the size is nice for a PDA, i suppose, but it’s a bit small for film production stuff. i like the size of the iPad when i’m on set. the screen is basically the size of the printable area of a piece of paper, so going through paperwork, scripts, overheads, etc. feels very natural. Â but the Tab IS 16:9; the openness (read: developer opportunities and/or hackableness) of the Android OS means that someone might develop a way to use it as a monitor for ACing or playback (a 30-pin dock connector gives access to HDMI and USB). overall, i don’t think the 7-in size Â is big enough to be advantageous over a smartphone.
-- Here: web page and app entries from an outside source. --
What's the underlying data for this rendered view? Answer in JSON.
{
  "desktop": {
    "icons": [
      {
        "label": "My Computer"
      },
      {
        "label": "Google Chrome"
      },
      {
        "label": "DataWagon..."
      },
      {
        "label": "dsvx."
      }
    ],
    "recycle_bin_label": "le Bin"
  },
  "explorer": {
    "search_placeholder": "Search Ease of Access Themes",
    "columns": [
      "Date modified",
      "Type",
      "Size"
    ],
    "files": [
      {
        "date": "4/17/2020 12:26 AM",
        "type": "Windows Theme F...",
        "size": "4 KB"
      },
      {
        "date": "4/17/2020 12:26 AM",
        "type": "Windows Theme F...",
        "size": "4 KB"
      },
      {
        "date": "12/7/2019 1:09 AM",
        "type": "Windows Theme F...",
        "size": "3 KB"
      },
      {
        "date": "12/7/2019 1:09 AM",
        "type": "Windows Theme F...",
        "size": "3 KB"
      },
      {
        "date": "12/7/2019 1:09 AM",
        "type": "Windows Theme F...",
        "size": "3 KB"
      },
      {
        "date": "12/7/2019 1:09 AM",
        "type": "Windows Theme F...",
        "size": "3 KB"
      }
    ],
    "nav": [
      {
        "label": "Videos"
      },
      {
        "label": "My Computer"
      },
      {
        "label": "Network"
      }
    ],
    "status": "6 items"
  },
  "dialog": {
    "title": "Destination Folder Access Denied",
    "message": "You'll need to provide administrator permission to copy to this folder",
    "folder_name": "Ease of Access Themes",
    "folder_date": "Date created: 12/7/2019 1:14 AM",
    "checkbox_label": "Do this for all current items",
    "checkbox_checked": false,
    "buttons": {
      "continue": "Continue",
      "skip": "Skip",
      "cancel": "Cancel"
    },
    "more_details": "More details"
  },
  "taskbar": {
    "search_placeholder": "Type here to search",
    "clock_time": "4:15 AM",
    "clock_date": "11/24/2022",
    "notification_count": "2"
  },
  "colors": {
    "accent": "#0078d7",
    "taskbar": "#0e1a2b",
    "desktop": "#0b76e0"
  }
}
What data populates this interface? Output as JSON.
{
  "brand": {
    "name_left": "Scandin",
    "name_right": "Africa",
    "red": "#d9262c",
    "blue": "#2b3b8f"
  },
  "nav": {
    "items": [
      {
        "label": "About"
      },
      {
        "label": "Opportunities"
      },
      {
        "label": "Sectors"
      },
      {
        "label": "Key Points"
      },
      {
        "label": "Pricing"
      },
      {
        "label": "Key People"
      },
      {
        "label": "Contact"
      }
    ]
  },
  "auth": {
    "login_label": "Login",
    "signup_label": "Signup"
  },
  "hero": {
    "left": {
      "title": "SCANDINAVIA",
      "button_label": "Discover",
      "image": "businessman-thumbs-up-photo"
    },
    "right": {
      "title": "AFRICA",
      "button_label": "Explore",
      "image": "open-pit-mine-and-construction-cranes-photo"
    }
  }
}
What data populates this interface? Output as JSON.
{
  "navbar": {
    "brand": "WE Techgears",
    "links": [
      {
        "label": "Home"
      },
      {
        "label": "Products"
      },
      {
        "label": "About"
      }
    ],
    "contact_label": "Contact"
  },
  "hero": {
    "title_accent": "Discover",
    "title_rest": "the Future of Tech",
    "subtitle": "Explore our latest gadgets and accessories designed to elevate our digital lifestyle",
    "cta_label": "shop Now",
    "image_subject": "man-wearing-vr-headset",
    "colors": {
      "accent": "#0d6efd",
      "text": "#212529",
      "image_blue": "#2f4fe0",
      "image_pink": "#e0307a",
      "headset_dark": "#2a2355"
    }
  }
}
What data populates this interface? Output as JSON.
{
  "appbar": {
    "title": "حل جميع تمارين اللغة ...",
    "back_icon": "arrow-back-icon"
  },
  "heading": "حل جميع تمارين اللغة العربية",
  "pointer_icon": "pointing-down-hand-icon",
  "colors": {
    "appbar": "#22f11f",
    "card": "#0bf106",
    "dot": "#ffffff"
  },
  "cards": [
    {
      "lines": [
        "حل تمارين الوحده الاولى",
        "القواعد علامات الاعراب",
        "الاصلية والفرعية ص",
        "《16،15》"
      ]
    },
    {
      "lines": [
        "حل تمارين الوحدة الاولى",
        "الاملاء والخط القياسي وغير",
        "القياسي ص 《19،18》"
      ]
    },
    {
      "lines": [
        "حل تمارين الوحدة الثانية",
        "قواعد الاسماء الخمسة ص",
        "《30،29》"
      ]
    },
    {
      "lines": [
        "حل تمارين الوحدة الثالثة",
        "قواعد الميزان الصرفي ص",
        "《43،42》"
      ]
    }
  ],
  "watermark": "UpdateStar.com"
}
it has some specs the iPad doesn’t. a microSD slot (takes up to 32GB) means your data could be interchangable, but if you have a 64GB iPad, it doesn’t mean more space. the obvious differences are the front and rear cameras. on set, this would be great for continuity photos, video conferencing back with this office maybe. still, i can do those with my iPhone 4. other than some references to third-party apps like Fring, i didn’t immediately find anything about what kind of videochat tech/software/protocol the Tab is using. FaceTime hasn’t caught on yet, and neither has anything else. the press release does suggest that it works over 3G, however.
but the Galaxy Tab (and Android in general) still lacks a few things that iPad (iOS) DOES have, namely apps. the following is a list of some filmmaking apps i use often which only exist on iOS (as far as i know):
- everything from Chemical Wedding (Artemis, Helios, Toland)
- cinemek Storyboard Composer
- Scripts Pro
- pCAM Film+Digital Calculator
there are probably some similar apps on Android i’m not aware of. and no doubt some of these developers are working on Android versions, but Chemical Wedding’s answer to this question in their FAQ for Artemis gives a bit of perspective:
Yes, we are working on an android version, but to be honest it’s a huge job. We have to almost start all over again. The problem is that on set the iPhone is king so it’s not giving us as much incentive to spend time learning new languages.
though i said before you shouldn’t hold potential software updates against a device, i don’t think this applies in the realm of apps. until developers have an incentive to go to Android, iPhone remains king of us artistech (see what i did there) filmmaker types.
so the Tab looks great, and could probably be used to do a lot of the stuff i do on set. but for now, i’ll stick with the iOS apps i rely on and the larger screen size & longer battery life of the iPad.